In 2001 the world’s art scene turned its gaze to the small island of Tasmania. Their subject? The state’s newly established Museum of Old and New Art (MONA) - the largest privately funded museum in Australia and the only Australian travel experience that offers a vineyard, brewery, accommodation, fine dining, wine bar, cellar door tastings and an internationally significant museum and art gallery.
While the innovative and at times controversial museum may have put Tasmania on the world map in terms of art, the rest of the state has only furthered its reputation, fostering the local art scene to go from strength to strength.
Given Tasmania’s geographical features, it’s not hard to see why art has flourished in such a small part of the country. The state’s natural landscape (an art work in itself) and quiet lifestyle are understandably appealing to artists and the creative process. The island’s small community is also conducive to generating a hub and support network for creatives, attracting a community of artists, writers, designers, performers and in turn galleries, playhouses, museums and markets.

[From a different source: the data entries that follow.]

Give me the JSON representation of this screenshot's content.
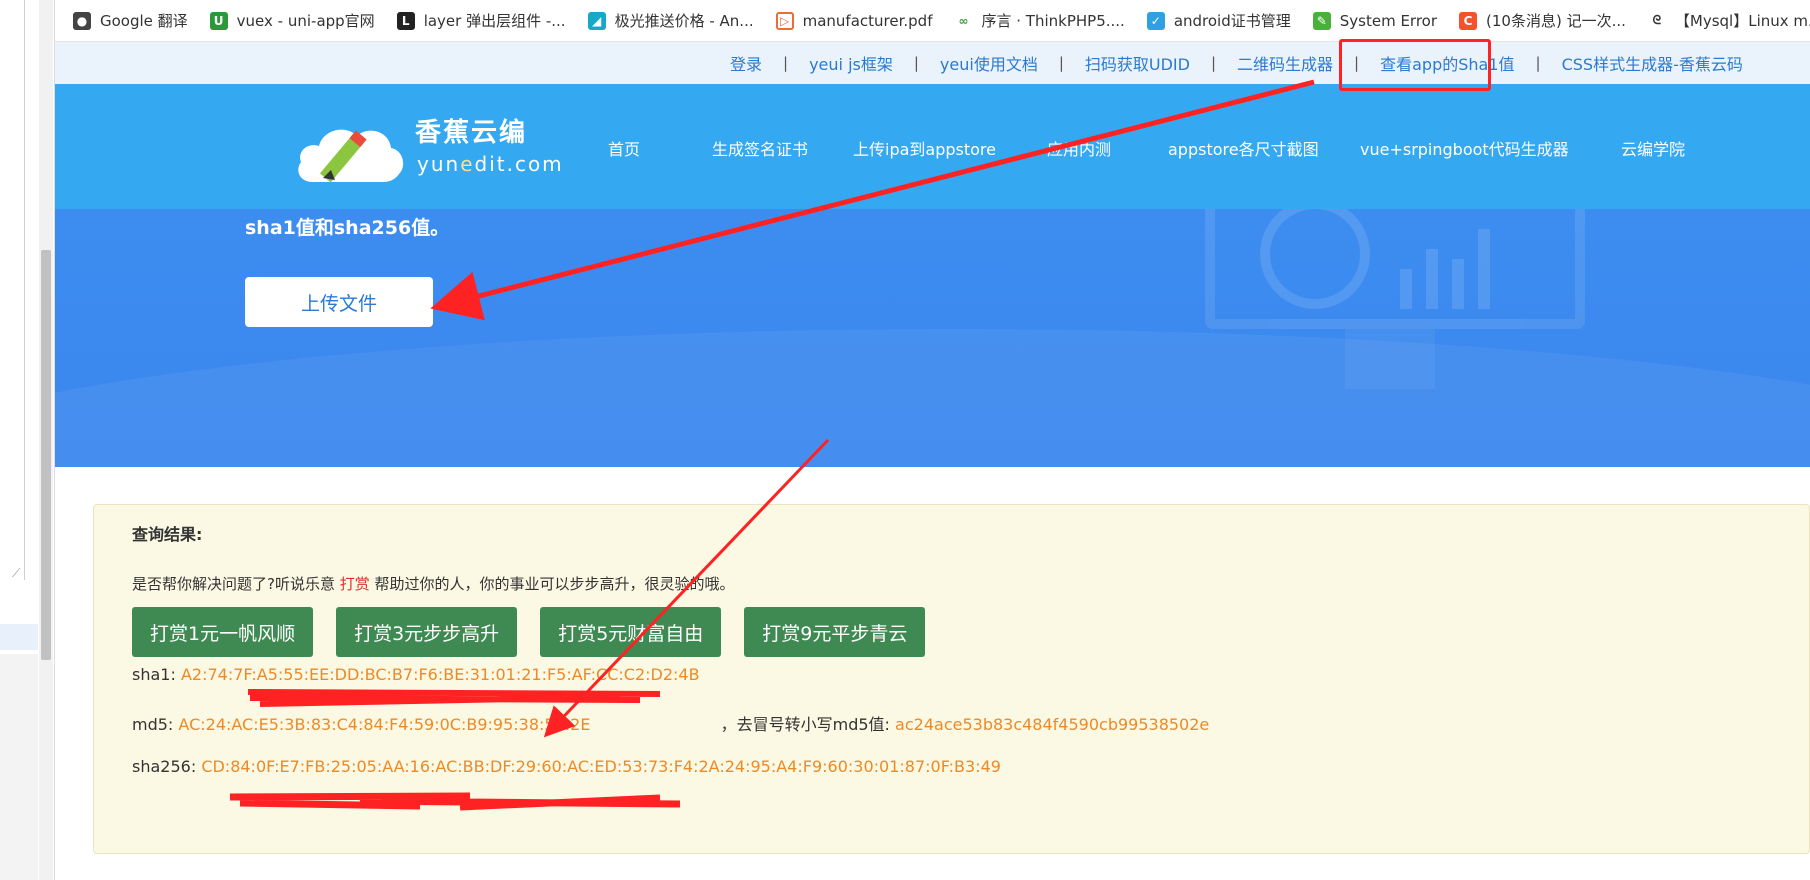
{
  "bookmarks": [
    {
      "label": "Google 翻译",
      "icon": "google-translate-icon",
      "color": "#555555"
    },
    {
      "label": "vuex - uni-app官网",
      "icon": "uniapp-icon",
      "color": "#2b9939"
    },
    {
      "label": "layer 弹出层组件 -...",
      "icon": "layer-icon",
      "color": "#222222"
    },
    {
      "label": "极光推送价格 - An...",
      "icon": "jiguang-icon",
      "color": "#16a9c7"
    },
    {
      "label": "manufacturer.pdf",
      "icon": "pdf-icon",
      "color": "#f06a35"
    },
    {
      "label": "序言 · ThinkPHP5....",
      "icon": "thinkphp-icon",
      "color": "#3a9a3a"
    },
    {
      "label": "android证书管理",
      "icon": "cert-icon",
      "color": "#2fa0e0"
    },
    {
      "label": "System Error",
      "icon": "feather-icon",
      "color": "#49b13b"
    },
    {
      "label": "(10条消息) 记一次...",
      "icon": "csdn-icon",
      "color": "#f4512c"
    },
    {
      "label": "【Mysql】Linux m...",
      "icon": "mysql-icon",
      "color": "#333333"
    }
  ],
  "toplinks": [
    "登录",
    "yeui js框架",
    "yeui使用文档",
    "扫码获取UDID",
    "二维码生成器",
    "查看app的Sha1值",
    "CSS样式生成器-香蕉云码"
  ],
  "logo": {
    "cn": "香蕉云编",
    "en_a": "yun",
    "en_hl": "e",
    "en_b": "dit.com"
  },
  "nav": [
    "首页",
    "生成签名证书",
    "上传ipa到appstore",
    "应用内测",
    "appstore各尺寸截图",
    "vue+srpingboot代码生成器",
    "云编学院"
  ],
  "hero": {
    "desc": "sha1值和sha256值。",
    "upload_label": "上传文件"
  },
  "result": {
    "title": "查询结果:",
    "thanks_a": "是否帮你解决问题了?听说乐意 ",
    "thanks_red": "打赏",
    "thanks_b": " 帮助过你的人，你的事业可以步步高升，很灵验的哦。",
    "rewards": [
      "打赏1元一帆风顺",
      "打赏3元步步高升",
      "打赏5元财富自由",
      "打赏9元平步青云"
    ],
    "sha1_label": "sha1:",
    "sha1_value": "A2:74:7F:A5:55:EE:DD:BC:B7:F6:BE:31:01:21:F5:AF:CC:C2:D2:4B",
    "md5_label": "md5:",
    "md5_value": "AC:24:AC:E5:3B:83:C4:84:F4:59:0C:B9:95:38:50:2E",
    "md5_lower_label": "，去冒号转小写md5值:",
    "md5_lower_value": "ac24ace53b83c484f4590cb99538502e",
    "sha256_label": "sha256:",
    "sha256_value": "CD:84:0F:E7:FB:25:05:AA:16:AC:BB:DF:29:60:AC:ED:53:73:F4:2A:24:95:A4:F9:60:30:01:87:0F:B3:49"
  },
  "colors": {
    "annotation_red": "#ff2222",
    "header_blue": "#34a8f0",
    "reward_green": "#3e8a52",
    "value_orange": "#ee8a25"
  }
}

From King Island to Bruny Island, people have found in Tasmania the perfect place to practice their skills and talents, whether it be crafting a handmade cheese, photographing wildlife, writing a best-selling novel or designing an award winning coastal getaway that treads lightly on the landscape.
With a variety and quality of indigenous timbers unequalled in Australia and the world (like Huon pine, King Billy pine, celery top pine, sassafras and myrtle), Tasmania has also become a magnet for designers interested in working with wood. In fact the concentration of craft and design practitioners (as opposed to artists practising in other media) is higher in Tasmania than elsewhere in Australia.
While its local art and entertainment comes as an unexpected delight to travellers, MONA still stands as Tasmania’s biggest drawcard in terms of the arts. The museum is fantastic to visit all throughout the year but is exceptionally popular during its annual MoFo and Dark MoFo events which are rapidly becoming one of Australia’s premiere arts, music and food festivals. The festivals are notably curated by Violent Femmes bass player and Hobart resident Brian Ritchie.
Find out more about our Tasmania holidays.